When we entered the temple, it was deserted. There were about six backless benches in the hall in front of the main "altar," if you can call it that. There was a huge golden image of Buddha there, and lots of other stuff. "The benches," explained Taka, "are for modern Japanese who sit in chairs all the time and can't sit cross-legged on the floor for very long. You can sit there if you like." Then, after we looked around a bit at the temple furnishings, Brock and Taka sat down on the floor, and I on a bench, while we waited for the service to start. Brock got his camcorder ready to shoot footage of the temple service, which he did. I can't wait to see it.

The abbot and about eight young monks, all sturdy young fellows none older than about thirty, entered and stood in two facing rows opposite each other, with the abbot in the center with his back to us. Then, the abbot and his disciples sat down, and the chants began, punctuated by the sound of wooden and metal chimes that made more a hammering sound than a ringing. It reminded me just a little of the Orthodox simandron, a wooden board hit rhythmically with a hammer, to call Christian monks to services.

We listened hard. I, trying to distinguish words in a language I knew. Every now and then words that sounded Japanese were chanted, but mixed up with other words that sounded Sanskrit. Taka said he couldn't make out a thing they were chanting. For twenty minutes, as the monks changed their tune several times, Brock filmed, and all three of us changed our posture, sometimes sitting on the floor, sometimes on a bench.
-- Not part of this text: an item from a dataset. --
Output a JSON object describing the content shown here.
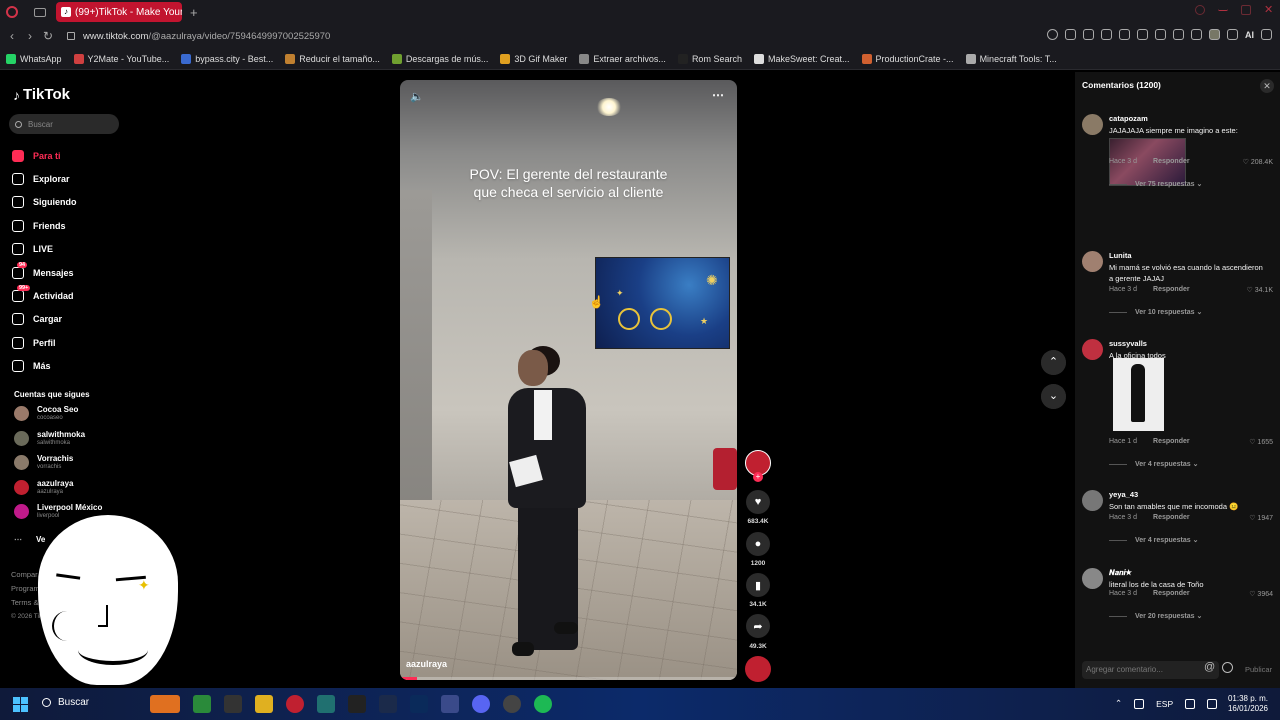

Anything to keep our bottom halves from "going to sleep."

Abruptly it was over. The monks had taken no notice of us, but I'd seen one or two of the younger ones furtively glancing our way. They all stood up, bowed slightly toward us and filed out. We sat alone in the temple, and talked about some of the things in front of us, trying to guess their meaning. We walked around the inside of the temple once more, stopping at a little shrine with about 5 primitive muddy looking doll-like images. The multi-slotted money box that we were to see at every shrine and temple in Japan beckoned hungrily. At this shrine you dusted off one of the images, and made an offering, and you got blessed or something.

Before we left, the abbot and his monks filed past us again and went to the porch to say some mantras out there, at least that's what it looked like, but then it turned into something like a staff meeting at the beginning of the day, "Who's gonna do what today?" sort of thing. By the time we exited the temple and got our sandals, the monks had disappeared. Through a screen I saw a woman kneeling in a side shrine, quietly. We re-entered "the world of the real" with our feet re-shod, and I bought a prayer stick and a bundle of incense as a souvenir for 200 yen. A real bargain, I thought, until I got a box of five bundles of incense for 100 yen a few days later at the 100 yen store!

We hiked up some stairs and onto some gravelly paths into the great cemetery on Yagoto Hill. It didn't take long for Taka to find Yoko's grave. It's a new monument, and beautifully carved in deep calligraphy with the Imayama family name. We read the inscription for Yoko on the back of the monument. I can at least read Japanese dates, which are expressed not in A.D. years, but in the regnal years of the emperor. Yoko was born in Showa 6 (1931) I think, and she passed away in Heisei 16 (2004). If I've made a mistake, I'll correct it later.

Taka had brought some incense, and he lit the bundles and placed them in the incense urn. I didn't think they would burn, but they did. "If the smoke goes straight up," Taka explained, "the soul is happy." The smoke rose pretty straight. Taka smiled. He dusted off the monument, and we all just paused there. Brock and I paid our respects, and silently prayed. It was a connecting moment. Then we withdrew, did a bit more sight-seeing on the temple grounds, and walked back to the car.

As we taxied down the runway… I mean as we got back on the highway… we started thinking about what was next on our morning agenda. Nagoya Castle. But first, time for Mister Donut!

Four more pictures…